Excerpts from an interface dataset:
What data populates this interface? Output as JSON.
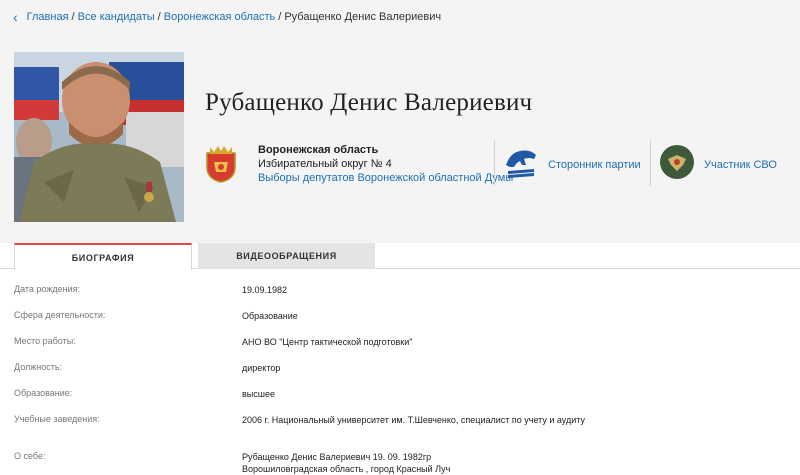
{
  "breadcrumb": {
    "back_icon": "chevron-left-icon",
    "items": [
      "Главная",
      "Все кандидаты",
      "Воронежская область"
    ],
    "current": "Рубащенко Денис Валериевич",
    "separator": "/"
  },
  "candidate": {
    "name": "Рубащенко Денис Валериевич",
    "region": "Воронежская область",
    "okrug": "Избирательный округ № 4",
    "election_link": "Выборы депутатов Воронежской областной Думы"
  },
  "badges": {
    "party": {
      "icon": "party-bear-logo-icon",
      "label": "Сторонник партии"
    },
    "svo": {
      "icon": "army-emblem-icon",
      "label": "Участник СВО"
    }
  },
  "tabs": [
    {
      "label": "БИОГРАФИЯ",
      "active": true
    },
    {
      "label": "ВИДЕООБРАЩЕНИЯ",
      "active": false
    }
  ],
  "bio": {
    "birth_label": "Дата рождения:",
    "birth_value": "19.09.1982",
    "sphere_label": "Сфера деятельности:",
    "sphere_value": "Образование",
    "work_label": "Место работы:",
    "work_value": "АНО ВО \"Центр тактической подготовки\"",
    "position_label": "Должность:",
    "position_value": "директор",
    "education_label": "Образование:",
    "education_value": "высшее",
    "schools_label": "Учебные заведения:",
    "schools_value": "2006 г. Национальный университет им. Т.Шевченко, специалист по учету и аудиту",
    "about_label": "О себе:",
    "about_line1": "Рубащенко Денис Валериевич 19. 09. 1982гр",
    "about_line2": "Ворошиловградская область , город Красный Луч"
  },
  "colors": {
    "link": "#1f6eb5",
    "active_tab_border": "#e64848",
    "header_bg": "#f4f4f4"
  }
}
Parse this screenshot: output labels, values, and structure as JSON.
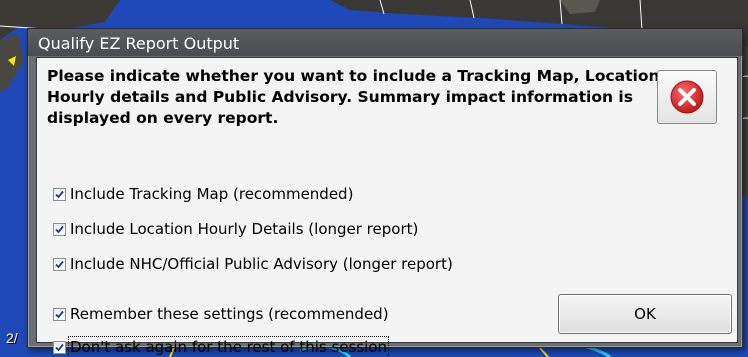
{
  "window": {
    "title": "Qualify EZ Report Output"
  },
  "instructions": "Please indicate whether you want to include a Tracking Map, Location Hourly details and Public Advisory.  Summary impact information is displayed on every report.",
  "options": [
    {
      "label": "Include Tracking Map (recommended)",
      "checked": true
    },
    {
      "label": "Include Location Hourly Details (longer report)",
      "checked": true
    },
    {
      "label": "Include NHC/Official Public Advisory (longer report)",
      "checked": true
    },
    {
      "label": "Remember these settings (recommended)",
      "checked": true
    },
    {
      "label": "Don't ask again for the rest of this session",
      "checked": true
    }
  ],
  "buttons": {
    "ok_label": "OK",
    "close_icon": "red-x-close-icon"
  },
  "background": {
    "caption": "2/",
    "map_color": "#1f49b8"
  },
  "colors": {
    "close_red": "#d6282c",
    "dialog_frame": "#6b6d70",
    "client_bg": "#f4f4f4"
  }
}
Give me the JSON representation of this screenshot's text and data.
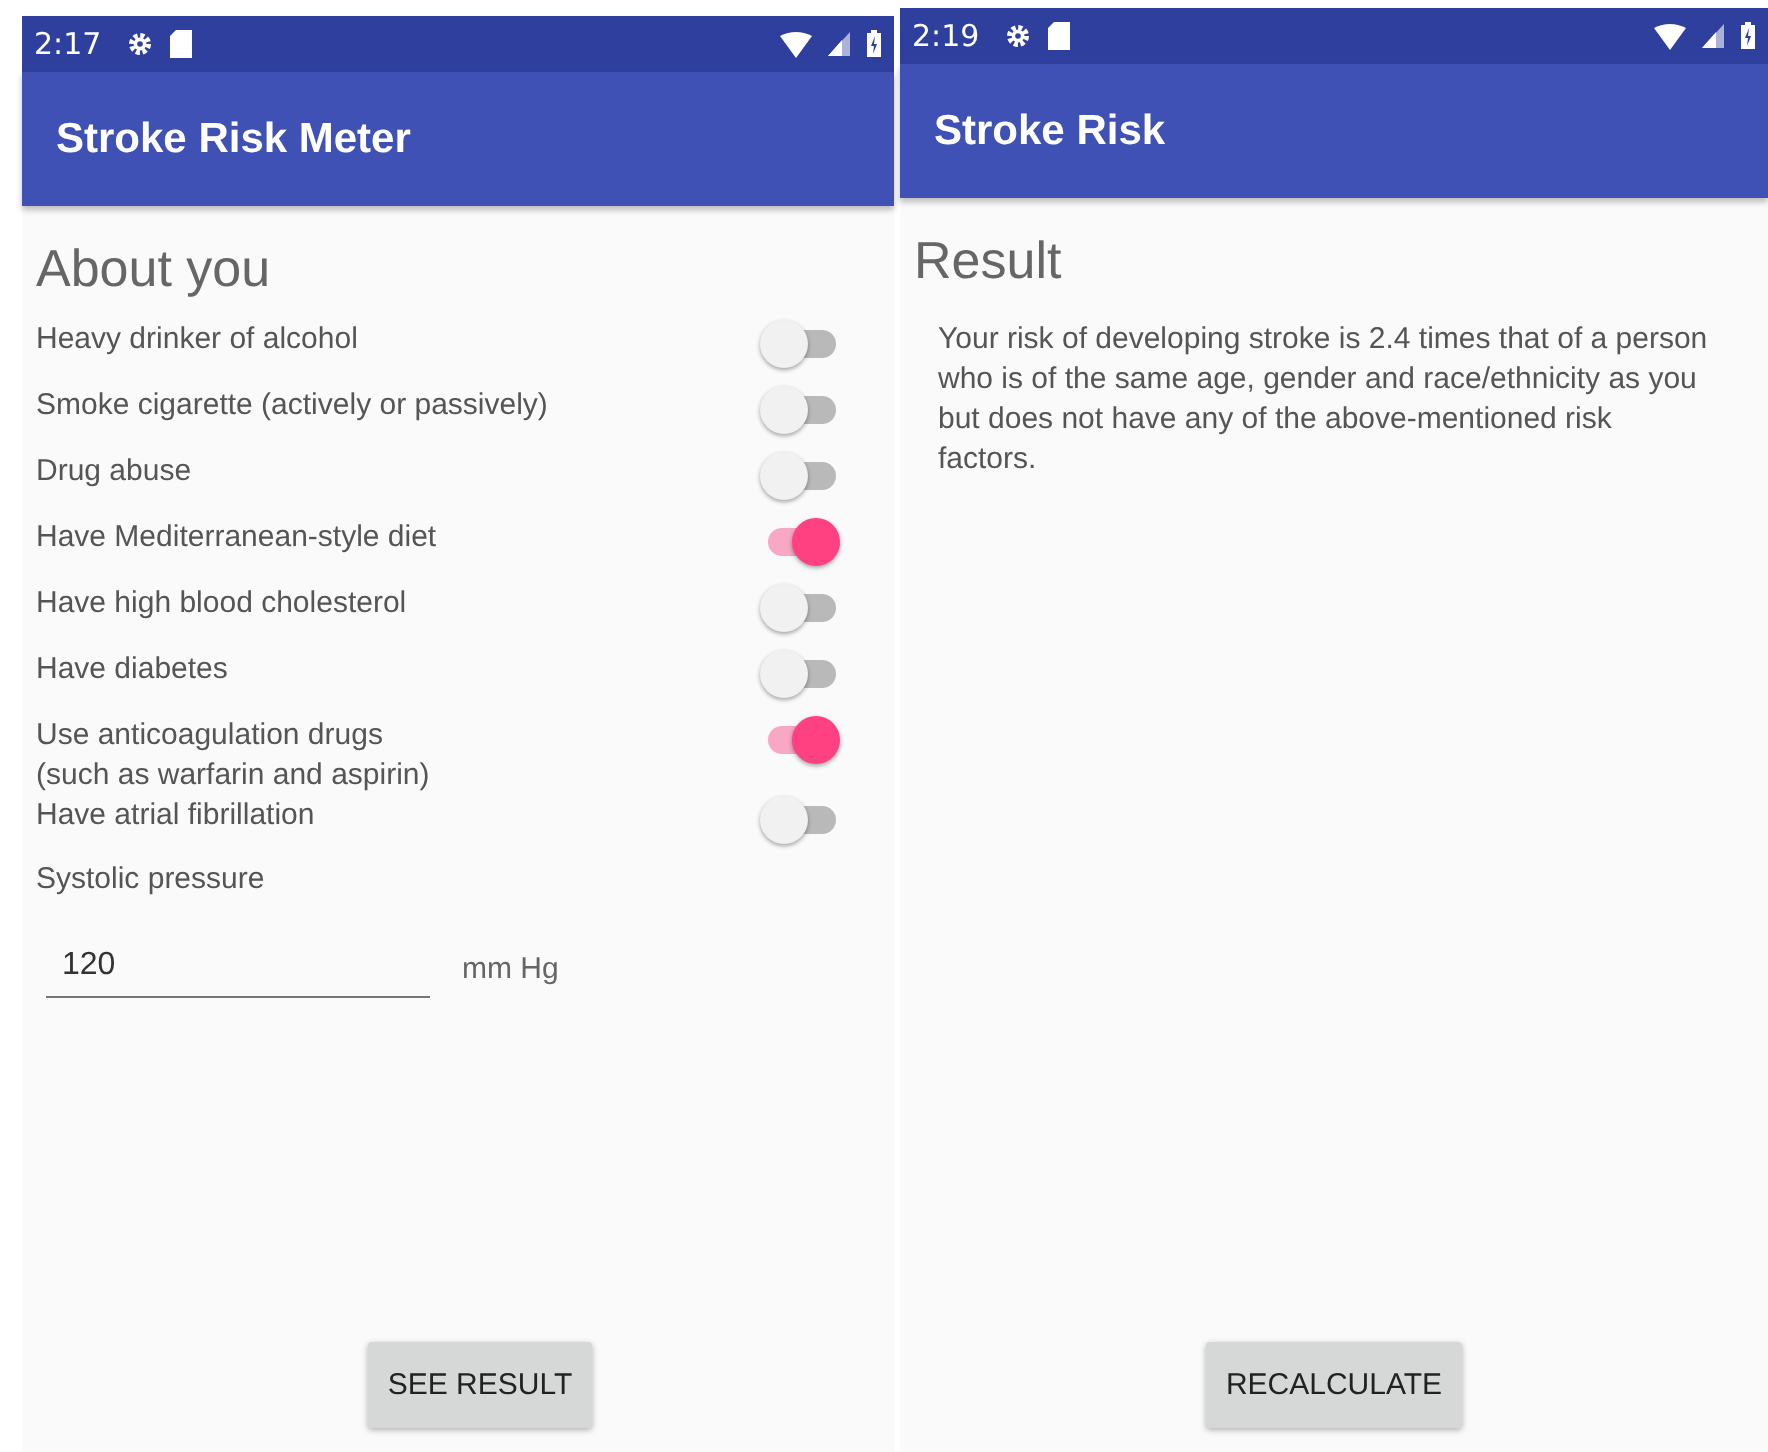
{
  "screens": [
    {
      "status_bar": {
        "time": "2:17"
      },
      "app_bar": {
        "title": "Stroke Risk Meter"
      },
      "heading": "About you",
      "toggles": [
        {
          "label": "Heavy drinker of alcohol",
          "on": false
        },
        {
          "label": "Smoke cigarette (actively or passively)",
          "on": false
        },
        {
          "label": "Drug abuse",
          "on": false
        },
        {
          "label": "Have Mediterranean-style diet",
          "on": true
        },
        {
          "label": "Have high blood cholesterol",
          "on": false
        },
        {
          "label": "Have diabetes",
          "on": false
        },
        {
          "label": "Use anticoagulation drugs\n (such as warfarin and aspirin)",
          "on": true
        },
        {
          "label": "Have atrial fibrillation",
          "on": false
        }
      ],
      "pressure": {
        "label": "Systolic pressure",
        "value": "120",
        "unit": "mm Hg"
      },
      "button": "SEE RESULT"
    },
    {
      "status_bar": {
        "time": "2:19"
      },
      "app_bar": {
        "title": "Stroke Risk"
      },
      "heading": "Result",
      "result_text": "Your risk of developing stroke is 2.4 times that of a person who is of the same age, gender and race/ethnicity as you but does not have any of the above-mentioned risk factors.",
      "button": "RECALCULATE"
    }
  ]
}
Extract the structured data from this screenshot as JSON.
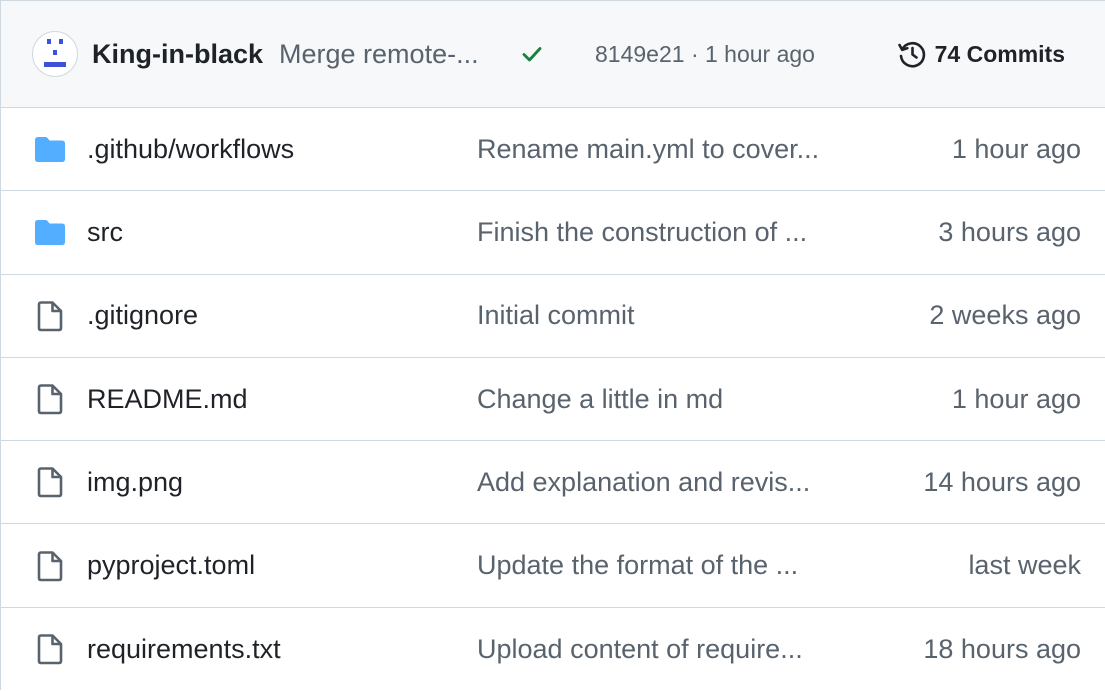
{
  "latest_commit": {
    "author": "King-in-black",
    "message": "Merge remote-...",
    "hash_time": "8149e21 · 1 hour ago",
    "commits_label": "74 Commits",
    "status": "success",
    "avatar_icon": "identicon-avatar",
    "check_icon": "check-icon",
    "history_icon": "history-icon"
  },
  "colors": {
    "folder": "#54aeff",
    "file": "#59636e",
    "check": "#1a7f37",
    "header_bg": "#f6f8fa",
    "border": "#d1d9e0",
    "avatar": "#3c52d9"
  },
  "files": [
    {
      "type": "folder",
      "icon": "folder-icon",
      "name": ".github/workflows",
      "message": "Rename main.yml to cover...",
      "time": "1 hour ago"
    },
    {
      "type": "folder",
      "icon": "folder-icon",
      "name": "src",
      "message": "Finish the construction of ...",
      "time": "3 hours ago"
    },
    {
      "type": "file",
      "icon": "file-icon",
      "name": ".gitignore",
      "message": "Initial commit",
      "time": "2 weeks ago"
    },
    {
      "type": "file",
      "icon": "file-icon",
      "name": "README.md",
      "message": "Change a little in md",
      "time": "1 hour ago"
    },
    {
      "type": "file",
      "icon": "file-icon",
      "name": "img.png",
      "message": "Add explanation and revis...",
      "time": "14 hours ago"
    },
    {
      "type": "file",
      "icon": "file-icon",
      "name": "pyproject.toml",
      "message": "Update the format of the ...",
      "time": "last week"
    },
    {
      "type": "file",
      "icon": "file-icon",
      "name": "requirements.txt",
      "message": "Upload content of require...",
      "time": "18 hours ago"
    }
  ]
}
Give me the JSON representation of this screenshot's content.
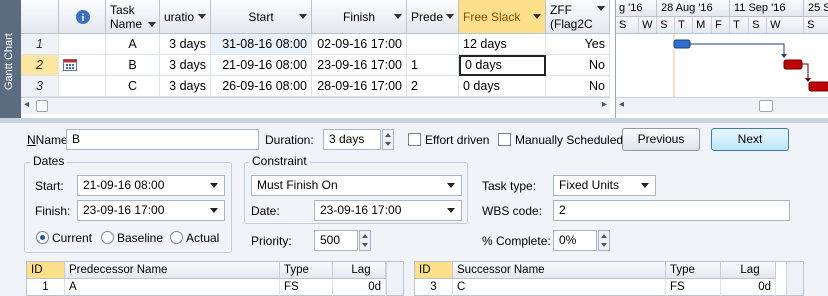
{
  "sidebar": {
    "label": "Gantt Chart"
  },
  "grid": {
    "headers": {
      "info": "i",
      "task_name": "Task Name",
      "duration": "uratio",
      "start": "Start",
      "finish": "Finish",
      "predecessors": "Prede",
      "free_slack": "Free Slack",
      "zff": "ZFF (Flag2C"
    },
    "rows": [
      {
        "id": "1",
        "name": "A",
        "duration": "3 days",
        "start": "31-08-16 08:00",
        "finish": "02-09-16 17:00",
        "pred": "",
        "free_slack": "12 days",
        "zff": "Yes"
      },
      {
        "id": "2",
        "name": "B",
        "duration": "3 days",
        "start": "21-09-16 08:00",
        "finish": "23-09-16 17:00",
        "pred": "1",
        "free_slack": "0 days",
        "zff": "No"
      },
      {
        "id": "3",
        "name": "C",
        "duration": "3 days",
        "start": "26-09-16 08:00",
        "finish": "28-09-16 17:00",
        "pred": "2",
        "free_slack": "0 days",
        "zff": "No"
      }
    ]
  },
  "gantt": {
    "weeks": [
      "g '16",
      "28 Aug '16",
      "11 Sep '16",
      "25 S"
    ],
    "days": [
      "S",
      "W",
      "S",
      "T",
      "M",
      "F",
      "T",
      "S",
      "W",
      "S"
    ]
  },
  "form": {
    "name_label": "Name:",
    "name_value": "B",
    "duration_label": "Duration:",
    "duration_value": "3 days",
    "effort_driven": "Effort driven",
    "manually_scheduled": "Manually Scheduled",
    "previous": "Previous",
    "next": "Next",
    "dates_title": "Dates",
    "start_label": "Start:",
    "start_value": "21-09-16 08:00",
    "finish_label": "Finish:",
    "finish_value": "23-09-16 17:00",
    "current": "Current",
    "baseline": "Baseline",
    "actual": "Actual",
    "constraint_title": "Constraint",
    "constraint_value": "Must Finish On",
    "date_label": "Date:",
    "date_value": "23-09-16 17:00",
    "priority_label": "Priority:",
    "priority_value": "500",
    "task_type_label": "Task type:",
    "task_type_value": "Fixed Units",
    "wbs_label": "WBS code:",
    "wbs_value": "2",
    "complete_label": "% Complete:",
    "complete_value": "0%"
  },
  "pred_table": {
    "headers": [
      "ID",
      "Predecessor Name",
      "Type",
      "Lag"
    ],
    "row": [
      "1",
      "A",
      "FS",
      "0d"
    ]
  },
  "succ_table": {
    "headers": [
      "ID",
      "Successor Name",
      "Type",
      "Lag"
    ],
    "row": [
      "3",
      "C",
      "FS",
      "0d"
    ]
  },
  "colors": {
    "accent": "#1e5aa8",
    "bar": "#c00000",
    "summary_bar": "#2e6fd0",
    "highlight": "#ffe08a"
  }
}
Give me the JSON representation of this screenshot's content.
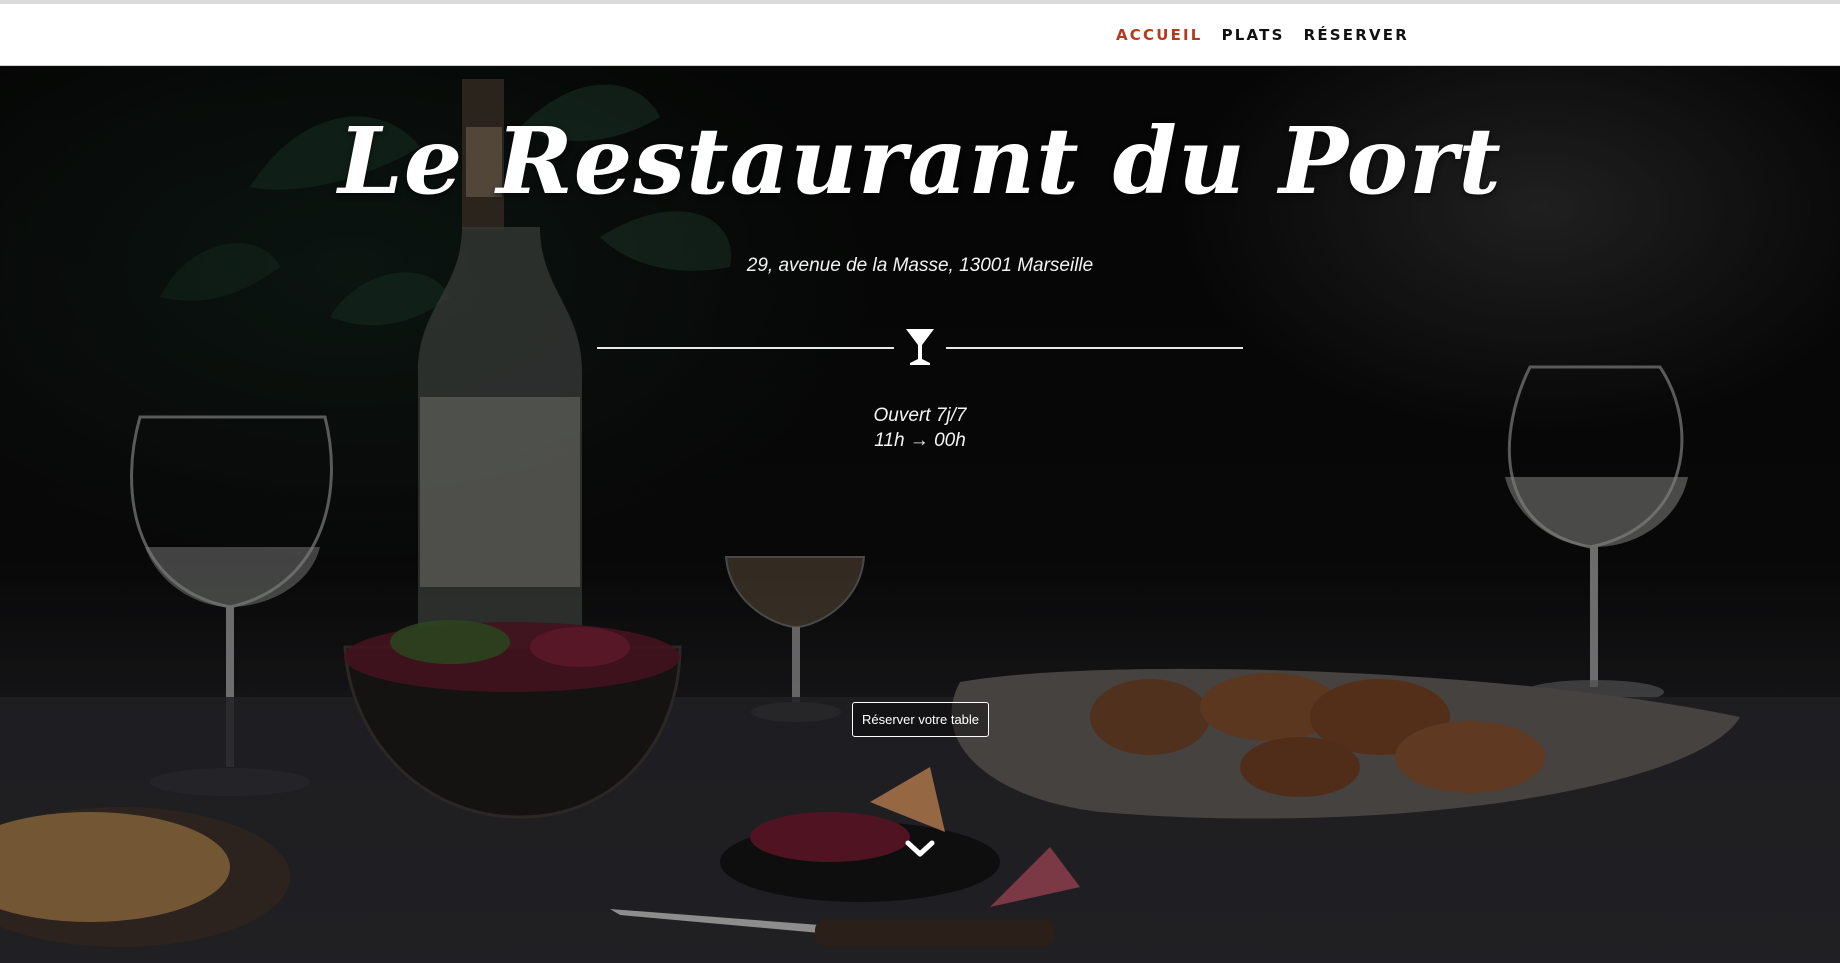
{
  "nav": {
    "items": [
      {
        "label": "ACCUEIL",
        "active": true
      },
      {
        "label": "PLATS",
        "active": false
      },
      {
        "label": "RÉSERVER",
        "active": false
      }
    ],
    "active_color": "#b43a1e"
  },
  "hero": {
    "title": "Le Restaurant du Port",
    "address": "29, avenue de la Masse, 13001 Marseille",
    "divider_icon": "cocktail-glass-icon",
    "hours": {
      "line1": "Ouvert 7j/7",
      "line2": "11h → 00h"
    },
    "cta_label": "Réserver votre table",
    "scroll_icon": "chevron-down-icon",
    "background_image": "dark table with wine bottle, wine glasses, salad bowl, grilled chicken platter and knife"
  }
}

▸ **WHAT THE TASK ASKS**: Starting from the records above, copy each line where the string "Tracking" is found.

▸ **EXERCISE OUTPUT**:
  "instructions": "Please indicate whether you want to include a Tracking Map, Location Hourly details and Public Advisory.  Summary impact information is displayed on every report.",
      "label": "Include Tracking Map (recommended)",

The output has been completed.